Task goal
Pick out every line in the data below that holds "icon".
======== Provided records ========
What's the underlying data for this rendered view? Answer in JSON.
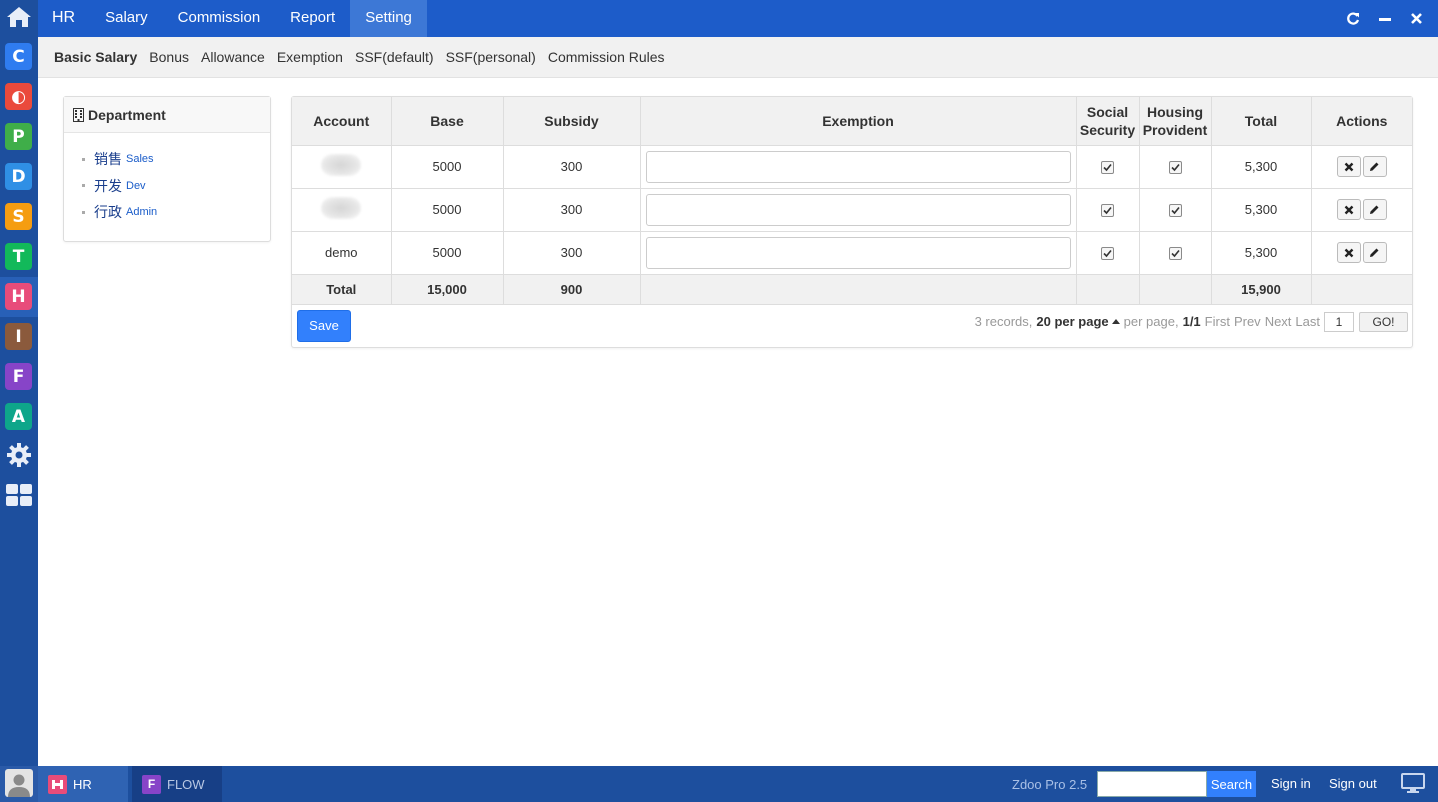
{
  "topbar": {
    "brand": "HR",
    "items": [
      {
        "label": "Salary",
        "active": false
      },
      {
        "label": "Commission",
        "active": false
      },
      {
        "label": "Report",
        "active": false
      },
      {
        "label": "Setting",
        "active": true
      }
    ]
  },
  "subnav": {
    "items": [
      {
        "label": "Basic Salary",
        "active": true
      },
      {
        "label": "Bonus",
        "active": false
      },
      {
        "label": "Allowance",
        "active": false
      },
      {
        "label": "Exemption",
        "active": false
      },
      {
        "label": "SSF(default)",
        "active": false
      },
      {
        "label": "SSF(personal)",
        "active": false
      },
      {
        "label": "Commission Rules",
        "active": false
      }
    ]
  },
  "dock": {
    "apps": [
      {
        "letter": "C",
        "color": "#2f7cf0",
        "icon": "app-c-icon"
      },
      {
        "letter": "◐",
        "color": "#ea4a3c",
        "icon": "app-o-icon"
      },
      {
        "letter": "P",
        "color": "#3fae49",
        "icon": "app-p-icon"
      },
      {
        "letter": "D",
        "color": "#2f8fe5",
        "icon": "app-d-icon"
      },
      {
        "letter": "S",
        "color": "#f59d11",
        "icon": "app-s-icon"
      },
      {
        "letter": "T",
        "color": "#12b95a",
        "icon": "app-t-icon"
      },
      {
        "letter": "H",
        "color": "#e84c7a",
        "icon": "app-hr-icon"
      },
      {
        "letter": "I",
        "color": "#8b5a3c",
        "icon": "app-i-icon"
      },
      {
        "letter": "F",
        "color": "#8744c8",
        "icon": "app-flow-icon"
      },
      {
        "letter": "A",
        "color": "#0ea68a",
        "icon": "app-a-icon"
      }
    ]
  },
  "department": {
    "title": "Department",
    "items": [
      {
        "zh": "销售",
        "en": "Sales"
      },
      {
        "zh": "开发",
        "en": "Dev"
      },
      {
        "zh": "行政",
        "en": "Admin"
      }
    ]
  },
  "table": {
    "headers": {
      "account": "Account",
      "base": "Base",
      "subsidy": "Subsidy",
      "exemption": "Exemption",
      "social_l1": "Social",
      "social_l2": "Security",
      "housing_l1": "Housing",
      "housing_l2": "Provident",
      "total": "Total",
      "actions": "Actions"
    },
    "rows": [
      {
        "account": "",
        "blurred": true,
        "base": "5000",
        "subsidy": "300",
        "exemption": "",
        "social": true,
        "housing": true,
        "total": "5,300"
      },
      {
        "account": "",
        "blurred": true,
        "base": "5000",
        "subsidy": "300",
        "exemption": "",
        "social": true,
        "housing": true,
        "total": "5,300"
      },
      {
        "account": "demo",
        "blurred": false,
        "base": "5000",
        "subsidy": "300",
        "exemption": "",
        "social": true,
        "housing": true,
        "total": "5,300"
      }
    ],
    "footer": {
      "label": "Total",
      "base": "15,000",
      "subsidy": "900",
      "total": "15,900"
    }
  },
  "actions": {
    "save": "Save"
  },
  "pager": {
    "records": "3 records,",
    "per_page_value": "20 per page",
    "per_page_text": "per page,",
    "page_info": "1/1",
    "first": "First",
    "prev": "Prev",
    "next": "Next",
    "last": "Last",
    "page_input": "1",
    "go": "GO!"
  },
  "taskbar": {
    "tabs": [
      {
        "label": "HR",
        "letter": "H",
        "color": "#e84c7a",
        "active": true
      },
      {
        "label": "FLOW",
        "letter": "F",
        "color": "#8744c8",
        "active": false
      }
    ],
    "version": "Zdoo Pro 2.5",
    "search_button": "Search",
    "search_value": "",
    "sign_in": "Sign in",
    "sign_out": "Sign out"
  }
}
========
Task solution
        "icon": "app-c-icon"
        "icon": "app-o-icon"
        "icon": "app-p-icon"
        "icon": "app-d-icon"
        "icon": "app-s-icon"
        "icon": "app-t-icon"
        "icon": "app-hr-icon"
        "icon": "app-i-icon"
        "icon": "app-flow-icon"
        "icon": "app-a-icon"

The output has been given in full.